START MATERIAL FOR THE TASK
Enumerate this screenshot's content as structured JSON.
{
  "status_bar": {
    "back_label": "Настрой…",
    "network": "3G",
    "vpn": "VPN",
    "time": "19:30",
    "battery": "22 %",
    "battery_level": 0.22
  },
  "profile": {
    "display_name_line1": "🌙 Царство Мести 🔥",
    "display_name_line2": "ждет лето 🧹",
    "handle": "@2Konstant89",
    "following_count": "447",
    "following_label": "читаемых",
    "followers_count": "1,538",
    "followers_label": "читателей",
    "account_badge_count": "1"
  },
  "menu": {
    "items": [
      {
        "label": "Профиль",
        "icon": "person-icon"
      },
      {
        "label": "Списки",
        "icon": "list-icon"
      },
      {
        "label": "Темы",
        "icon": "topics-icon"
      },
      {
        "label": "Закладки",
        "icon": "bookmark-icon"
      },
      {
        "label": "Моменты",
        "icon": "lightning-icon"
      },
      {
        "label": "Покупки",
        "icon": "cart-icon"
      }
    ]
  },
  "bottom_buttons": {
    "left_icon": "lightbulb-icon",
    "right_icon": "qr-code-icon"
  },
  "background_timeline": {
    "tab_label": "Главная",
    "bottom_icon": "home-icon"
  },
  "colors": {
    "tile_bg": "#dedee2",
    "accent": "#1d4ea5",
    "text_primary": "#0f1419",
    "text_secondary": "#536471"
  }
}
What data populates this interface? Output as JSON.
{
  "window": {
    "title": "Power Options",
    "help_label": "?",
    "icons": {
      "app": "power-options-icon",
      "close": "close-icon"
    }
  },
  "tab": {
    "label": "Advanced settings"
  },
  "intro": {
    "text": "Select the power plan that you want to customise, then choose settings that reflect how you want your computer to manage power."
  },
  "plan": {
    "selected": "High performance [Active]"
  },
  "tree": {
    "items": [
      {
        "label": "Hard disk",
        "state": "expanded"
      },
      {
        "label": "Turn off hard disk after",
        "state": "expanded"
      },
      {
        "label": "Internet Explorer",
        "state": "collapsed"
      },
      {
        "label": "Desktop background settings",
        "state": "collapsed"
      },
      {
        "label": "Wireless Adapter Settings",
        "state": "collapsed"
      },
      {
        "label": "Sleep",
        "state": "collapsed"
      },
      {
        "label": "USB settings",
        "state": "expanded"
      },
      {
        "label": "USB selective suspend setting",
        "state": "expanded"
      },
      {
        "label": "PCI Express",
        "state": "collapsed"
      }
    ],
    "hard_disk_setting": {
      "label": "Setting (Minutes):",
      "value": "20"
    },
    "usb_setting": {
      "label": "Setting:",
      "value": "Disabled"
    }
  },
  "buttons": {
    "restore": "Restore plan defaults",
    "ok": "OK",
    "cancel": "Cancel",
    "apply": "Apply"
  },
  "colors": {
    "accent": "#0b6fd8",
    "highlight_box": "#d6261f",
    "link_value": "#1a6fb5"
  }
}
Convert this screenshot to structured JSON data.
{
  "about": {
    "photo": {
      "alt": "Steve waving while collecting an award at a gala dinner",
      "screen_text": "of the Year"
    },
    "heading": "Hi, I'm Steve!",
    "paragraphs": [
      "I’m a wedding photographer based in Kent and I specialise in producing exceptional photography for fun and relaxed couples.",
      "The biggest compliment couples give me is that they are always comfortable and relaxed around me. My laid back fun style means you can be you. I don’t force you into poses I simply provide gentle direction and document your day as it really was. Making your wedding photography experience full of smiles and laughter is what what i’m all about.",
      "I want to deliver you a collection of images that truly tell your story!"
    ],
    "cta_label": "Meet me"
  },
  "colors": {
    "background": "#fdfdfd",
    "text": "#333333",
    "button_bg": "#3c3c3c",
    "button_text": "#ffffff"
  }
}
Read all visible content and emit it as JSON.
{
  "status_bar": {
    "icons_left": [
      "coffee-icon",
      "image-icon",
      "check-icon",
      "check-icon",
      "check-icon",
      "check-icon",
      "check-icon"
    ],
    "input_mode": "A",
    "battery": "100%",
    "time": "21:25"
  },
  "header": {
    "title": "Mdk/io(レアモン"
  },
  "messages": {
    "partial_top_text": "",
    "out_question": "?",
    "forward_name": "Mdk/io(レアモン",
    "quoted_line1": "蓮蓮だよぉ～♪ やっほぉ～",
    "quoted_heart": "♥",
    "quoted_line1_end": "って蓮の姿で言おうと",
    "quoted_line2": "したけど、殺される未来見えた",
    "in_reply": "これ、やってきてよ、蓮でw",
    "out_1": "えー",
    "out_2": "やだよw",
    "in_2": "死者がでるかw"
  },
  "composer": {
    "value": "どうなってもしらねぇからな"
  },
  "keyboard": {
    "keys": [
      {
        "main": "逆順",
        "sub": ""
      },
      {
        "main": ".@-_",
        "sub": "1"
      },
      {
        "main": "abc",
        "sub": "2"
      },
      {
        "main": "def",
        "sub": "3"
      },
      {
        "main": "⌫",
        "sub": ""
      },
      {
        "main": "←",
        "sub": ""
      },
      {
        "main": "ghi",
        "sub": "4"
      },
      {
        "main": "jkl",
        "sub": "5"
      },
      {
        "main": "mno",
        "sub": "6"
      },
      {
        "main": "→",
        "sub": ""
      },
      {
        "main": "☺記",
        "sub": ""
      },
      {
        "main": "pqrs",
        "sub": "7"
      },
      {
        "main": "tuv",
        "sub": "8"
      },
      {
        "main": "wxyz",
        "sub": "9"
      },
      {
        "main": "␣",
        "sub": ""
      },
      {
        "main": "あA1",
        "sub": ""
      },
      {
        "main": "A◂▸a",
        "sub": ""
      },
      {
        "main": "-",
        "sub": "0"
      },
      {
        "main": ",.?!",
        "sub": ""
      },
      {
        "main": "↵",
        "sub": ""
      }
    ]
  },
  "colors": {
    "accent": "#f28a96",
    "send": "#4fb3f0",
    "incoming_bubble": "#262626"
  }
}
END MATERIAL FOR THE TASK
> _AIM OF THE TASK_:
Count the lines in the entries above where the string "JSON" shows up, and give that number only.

> _SOLUTION TO THE PROBLEM_:
4